(Records from a data collection)
::::::::::
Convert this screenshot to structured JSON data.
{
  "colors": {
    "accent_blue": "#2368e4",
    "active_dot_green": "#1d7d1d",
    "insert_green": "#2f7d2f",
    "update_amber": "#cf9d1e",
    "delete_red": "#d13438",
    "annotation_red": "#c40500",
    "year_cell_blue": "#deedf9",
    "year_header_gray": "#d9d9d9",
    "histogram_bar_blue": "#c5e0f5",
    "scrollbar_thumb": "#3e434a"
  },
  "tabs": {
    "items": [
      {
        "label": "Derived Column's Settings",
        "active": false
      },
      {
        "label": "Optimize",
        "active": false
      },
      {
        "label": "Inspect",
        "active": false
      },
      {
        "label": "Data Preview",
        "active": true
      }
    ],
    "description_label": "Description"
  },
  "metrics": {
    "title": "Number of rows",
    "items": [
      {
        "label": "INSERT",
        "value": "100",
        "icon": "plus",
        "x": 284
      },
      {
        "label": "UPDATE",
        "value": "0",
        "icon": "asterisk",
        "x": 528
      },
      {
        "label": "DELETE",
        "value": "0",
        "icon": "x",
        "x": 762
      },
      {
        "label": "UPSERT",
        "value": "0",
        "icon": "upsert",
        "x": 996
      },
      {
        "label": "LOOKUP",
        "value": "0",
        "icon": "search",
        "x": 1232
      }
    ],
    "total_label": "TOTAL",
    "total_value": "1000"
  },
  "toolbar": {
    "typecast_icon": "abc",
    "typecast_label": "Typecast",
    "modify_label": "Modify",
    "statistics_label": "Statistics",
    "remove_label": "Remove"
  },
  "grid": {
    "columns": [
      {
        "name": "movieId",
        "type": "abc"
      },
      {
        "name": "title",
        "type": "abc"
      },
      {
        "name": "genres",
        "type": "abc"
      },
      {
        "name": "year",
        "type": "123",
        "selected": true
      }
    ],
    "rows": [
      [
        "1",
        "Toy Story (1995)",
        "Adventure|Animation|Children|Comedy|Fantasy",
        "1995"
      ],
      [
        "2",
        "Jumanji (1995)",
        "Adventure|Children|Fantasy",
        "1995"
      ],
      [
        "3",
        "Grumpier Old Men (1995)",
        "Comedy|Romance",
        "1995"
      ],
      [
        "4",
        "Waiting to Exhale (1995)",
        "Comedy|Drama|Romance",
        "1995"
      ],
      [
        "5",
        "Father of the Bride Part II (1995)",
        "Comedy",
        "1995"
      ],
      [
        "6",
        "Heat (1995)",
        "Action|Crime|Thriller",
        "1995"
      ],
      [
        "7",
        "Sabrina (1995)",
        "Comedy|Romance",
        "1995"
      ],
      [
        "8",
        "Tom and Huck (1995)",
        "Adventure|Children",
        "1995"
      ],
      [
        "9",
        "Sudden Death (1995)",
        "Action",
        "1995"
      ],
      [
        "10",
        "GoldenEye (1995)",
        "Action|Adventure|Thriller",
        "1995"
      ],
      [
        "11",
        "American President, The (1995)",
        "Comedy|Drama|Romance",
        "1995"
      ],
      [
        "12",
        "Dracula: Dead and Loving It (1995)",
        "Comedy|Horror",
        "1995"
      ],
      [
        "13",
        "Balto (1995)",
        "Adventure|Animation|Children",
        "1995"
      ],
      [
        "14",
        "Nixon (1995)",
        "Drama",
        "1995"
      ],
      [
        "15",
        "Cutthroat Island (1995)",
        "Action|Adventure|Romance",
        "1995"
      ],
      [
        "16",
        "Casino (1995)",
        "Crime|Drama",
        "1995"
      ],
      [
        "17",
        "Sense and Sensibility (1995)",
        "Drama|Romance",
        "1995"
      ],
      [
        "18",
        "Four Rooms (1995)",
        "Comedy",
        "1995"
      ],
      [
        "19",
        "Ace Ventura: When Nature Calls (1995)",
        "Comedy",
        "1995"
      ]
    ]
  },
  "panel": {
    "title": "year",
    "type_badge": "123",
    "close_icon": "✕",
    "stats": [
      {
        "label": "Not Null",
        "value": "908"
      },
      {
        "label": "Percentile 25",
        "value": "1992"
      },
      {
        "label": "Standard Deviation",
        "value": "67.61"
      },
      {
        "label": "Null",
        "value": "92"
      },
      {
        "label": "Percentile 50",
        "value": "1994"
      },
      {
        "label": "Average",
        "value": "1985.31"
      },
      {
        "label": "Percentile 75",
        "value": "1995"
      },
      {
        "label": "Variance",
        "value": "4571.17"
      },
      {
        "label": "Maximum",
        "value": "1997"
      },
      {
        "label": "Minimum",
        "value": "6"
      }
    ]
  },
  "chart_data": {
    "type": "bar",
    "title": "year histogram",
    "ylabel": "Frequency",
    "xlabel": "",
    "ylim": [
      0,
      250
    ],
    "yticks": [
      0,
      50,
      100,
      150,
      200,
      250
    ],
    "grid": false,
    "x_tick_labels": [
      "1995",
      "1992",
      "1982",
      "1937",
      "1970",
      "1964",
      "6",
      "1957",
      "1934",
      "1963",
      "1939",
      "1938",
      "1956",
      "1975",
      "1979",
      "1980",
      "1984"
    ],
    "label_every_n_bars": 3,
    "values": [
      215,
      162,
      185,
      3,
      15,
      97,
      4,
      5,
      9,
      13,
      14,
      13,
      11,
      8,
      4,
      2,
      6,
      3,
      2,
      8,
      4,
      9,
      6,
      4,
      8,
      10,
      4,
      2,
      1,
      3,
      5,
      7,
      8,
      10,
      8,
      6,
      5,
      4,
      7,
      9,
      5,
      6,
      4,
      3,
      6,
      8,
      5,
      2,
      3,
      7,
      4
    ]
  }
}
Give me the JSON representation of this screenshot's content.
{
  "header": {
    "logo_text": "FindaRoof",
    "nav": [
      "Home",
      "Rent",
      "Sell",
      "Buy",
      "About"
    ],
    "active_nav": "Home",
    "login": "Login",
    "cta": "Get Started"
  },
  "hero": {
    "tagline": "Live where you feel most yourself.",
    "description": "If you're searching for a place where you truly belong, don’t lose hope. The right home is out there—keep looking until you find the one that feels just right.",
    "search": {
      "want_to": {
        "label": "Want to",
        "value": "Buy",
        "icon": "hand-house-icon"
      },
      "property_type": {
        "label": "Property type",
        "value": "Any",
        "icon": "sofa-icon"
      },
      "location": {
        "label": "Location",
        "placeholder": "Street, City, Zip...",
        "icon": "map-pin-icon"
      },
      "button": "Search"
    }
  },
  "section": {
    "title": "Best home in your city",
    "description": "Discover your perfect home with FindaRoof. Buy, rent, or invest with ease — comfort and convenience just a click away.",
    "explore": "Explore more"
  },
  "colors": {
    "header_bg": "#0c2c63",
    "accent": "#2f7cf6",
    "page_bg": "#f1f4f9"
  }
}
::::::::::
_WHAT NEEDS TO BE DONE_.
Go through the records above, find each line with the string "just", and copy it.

_SOLUTION_.
    "description": "If you're searching for a place where you truly belong, don’t lose hope. The right home is out there—keep looking until you find the one that feels just right.",
    "description": "Discover your perfect home with FindaRoof. Buy, rent, or invest with ease — comfort and convenience just a click away.",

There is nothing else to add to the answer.